Directed By: Frank R. Strayer
Starring: Lionel Atwill, Fay Wray, Melvyn Douglas
Tag line: "These are the TALONS of The Vampire Bat"
Trivia: Filmed at night on Universal's European village set
A 1933 horror movie starring Lionel Atwill (Doctor X, Mystery of the Wax Museum), Fay Wray (King Kong), Melvyn Douglas (The Old Dark House, Ghost Story) and Dwight Frye (Dracula, Frankenstein)? How in the hell have I not seen this before?!?
Directed by Frank R. Strayer, The Vampire Bat is set in the fictional village of Kleinschloss, where a string of mysterious deaths has the entire populace on edge. In each instance, the bodies of the deceased have been drained of their blood, leading some to the conclusion that a vampire is responsible for the carnage. Yet, despite the public outcry, police Inspector Karl Breettschneider (Douglas) is convinced the killer is very mortal, and with the help of Dr. Otto von Niemann (Atwill) and his lovely assistant, Ruth (Wray), he hopes to prove this to the town’s elders. Still, the good people of Kleinschloss aren’t swayed so easily, and believe that one of their own, a simpleton named Herman (Frye), who keeps bats as pets and lurks in the streets at night, is the vampire they seek. But is Herman truly the killer, or is he being set up to take the fall?

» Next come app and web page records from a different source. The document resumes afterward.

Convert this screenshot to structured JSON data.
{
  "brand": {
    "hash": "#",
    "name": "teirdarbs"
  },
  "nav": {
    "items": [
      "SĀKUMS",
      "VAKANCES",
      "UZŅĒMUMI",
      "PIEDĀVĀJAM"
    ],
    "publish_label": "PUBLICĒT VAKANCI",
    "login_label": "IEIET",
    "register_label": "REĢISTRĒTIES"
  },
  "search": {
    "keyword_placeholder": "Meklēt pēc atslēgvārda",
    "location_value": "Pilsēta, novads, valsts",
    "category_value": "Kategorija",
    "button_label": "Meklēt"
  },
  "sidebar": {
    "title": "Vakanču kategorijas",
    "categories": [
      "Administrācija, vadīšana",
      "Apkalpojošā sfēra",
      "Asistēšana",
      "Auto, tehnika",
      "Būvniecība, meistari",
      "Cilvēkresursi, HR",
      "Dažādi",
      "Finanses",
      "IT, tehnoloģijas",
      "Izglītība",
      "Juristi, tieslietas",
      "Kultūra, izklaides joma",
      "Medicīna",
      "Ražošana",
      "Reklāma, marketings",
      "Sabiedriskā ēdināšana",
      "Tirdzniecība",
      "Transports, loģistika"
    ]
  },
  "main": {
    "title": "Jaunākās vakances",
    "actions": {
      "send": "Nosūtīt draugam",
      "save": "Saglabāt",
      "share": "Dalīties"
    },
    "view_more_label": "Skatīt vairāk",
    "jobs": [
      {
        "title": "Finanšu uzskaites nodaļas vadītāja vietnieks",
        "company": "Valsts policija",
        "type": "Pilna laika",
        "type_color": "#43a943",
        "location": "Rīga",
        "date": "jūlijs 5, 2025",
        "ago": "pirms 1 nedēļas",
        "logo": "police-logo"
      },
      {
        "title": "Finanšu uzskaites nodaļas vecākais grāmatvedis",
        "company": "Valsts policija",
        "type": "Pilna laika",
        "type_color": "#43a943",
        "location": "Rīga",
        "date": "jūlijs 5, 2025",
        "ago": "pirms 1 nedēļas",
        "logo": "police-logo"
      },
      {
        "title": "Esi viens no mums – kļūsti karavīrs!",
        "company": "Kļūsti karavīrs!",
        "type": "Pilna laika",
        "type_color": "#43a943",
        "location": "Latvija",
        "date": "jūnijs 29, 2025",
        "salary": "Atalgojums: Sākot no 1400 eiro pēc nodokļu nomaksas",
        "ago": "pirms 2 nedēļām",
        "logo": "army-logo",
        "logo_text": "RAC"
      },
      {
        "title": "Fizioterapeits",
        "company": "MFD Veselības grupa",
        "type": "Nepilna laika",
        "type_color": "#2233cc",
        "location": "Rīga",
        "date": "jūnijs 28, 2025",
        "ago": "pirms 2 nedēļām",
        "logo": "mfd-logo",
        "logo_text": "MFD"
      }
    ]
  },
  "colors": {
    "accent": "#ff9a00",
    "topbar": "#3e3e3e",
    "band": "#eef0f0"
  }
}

Made on the cheap and rushed into theaters by Majestic Pictures (which, in later years, would team with other Poverty Row studios to form Republic Pictures), The Vampire Bat nevertheless has a similar look and feel as the movies that the larger production studios were turning out at the same time, and with a phenomenal cast to boot. Atwill plays to his strengths as the enigmatic Doctor Niemann, who obviously knows more than he’s letting on, while Douglas and Wray make a fine romantic pairing (Douglas also takes the lead as the hero of the story). But for my money, it’s Dwight Frye who walks away with the movie, playing Herman as a cross between his Renfield in Dracula (every now and then, he lets loose that sinister laugh) and Frankenstein’s Fritz (clearly uneducated, Herman never talks in complete sentences). My favorite scene has Herman, out and about late at night but being watched by a handful of villagers, picking a bat from out of a tree. After petting the creature, he puts it in the breast pocket of his coat, then, while strolling past the crowd, lets out a laugh, which sends many of the stunned onlookers scurrying for cover. Frye may have never played the lead in these old-time horror films, but thanks to scenes like this one, he definitely left his mark on the genre.
Utilizing leftover sets from James Whale’s Frankenstein and The Old Dark House, as well as a brief sequence shot in Bronson’s Canyon, the creative minds behind The Vampire Bat took full advantage of everything at their disposal, and in so doing turned out a terrific motion picture that, from this point forward, is sure to become part of my regular rotation.